An Archdiocese has been accused of “ruling by diktat” after it said all schools must begin joining Catholic multi-academy trusts by September next year.
Bernard Longley, Archbishop of Birmingham, wrote to governors and heads this summer saying it was an “essential” reform to protect Catholic education.
He asked directly for the “full cooperation” of foundation governors and chairs in reaching the target. The letter, seen by Schools Week, comes five years after the Archdiocese first began promoting conversion and “multi-academy companies”, as some Catholic trusts are known.
The Archdiocese covers a large geographical area that not only includes Birmingham and surrounding areas, but also spans from Stoke to parts of Reading.
Its website says it oversees 240 schools, and a September newsletter said 143 had joined 16 “multi-academy companies”.
But the directive has sparked a backlash, with the NAHT union convening a local meeting of school leader members and governors today to discuss how to resist the plans.
Rob Kelsall, national secretary of the NAHT, called it an “arbitrary” date which goes against messaging from new education secretary Nadhim Zahawi.
The minister said last month he would not set an “arbitrary deadline” for all schools to be in multi-academy trusts.
Kelsall accused the Archdiocese of “ploughing on belligerently to force through academisation”, despite the government itself shying away from blanket compulsion since an ill-fated 2016 bill was dropped. 2022 was the government’s proposed deadline at the time.
“The Diocese are effectively ruling by diktat and it has to stop.
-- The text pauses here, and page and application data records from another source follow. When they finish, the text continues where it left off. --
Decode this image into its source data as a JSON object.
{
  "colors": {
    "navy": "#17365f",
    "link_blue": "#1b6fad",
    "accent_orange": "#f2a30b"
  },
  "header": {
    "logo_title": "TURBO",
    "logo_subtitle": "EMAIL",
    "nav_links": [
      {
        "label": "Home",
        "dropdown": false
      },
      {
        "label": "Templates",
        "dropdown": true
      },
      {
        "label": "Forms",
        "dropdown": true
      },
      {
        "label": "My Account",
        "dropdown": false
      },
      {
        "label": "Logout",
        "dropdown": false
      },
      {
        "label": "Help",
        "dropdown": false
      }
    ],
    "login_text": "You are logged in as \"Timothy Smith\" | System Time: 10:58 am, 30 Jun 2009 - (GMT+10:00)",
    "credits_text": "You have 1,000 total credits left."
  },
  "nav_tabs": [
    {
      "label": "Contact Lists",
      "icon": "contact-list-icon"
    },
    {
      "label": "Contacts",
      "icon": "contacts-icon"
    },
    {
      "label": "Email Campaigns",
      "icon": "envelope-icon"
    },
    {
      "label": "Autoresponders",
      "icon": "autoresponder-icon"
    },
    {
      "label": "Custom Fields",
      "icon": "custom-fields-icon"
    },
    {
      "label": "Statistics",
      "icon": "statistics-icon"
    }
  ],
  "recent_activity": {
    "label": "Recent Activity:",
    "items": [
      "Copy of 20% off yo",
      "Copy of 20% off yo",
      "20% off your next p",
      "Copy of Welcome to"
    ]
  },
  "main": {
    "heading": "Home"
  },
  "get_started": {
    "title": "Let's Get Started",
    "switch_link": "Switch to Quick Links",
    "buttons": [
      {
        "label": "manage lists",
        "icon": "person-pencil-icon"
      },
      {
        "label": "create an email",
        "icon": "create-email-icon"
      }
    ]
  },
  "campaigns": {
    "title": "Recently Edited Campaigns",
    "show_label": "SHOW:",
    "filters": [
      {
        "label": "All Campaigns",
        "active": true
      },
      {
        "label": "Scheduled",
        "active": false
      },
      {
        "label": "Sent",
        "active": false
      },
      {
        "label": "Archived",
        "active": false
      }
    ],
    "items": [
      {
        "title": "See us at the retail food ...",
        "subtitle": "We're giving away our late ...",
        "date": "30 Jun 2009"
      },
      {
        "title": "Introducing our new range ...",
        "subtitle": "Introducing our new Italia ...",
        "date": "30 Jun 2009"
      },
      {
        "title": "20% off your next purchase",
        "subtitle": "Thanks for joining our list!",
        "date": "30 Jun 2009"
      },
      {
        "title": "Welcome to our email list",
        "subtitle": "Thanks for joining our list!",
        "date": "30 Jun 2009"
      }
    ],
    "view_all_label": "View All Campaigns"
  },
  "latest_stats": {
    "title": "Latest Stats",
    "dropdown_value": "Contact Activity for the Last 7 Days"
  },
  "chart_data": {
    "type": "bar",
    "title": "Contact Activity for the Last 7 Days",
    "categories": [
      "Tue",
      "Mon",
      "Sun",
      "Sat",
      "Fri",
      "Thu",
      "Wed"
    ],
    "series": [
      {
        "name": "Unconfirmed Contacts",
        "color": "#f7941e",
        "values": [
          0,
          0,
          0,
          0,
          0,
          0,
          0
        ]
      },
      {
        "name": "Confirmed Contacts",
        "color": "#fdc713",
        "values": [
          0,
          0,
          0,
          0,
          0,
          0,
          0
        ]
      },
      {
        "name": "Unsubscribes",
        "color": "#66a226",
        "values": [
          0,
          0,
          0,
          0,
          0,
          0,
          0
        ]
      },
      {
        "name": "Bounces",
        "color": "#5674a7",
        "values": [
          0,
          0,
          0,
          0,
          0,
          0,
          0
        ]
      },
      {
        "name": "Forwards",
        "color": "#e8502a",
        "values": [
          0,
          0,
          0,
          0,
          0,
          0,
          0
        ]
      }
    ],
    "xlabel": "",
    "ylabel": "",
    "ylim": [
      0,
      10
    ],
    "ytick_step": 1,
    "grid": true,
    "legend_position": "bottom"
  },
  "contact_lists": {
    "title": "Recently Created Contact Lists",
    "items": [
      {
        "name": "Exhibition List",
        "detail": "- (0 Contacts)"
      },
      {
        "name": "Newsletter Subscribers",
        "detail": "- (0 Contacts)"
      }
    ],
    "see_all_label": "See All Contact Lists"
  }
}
Such behaviour has no place in a modern education service.”
While conversion could be a “positive step” for some schools, it should be up to leaders and governors rather than the governnment or dioceses, Kelsall added.
Some school leaders are “fearful of speaking out for for fear of their jobs”. The union claims even some schools whose governors voted against joining multi-academy trusts or considered other collaboration arrangements had been “told they have no choice”.
But the Archbishop’s letter said the academisation strategy reflected “changing needs of schools” and the “educational agenda of our country”.
“I know that the work of academisation has been challenging, demanding on time and resources, but it is bringing many benefits to schools.”
It comes a day after a local council which wants all schools to consider conversion issued a statement with the NAHT saying there would be no forced conversions or “arbitrary deadline”.
Swindon council backtracked last month on plans to convert all schools by 2025, citing Zahawi’s “different line”, but unions had remained concerned about its agenda.
An Archdiocese spokesperson said: “In recent months meetings have been held with a number of schools and [multi academy companies] regarding future plans for Catholic education and in each case, care has been taken to meet and listen to staff and governing bodies, and to consider and revisit where appropriate the various options available before asking schools to enter into dialogue with each other.”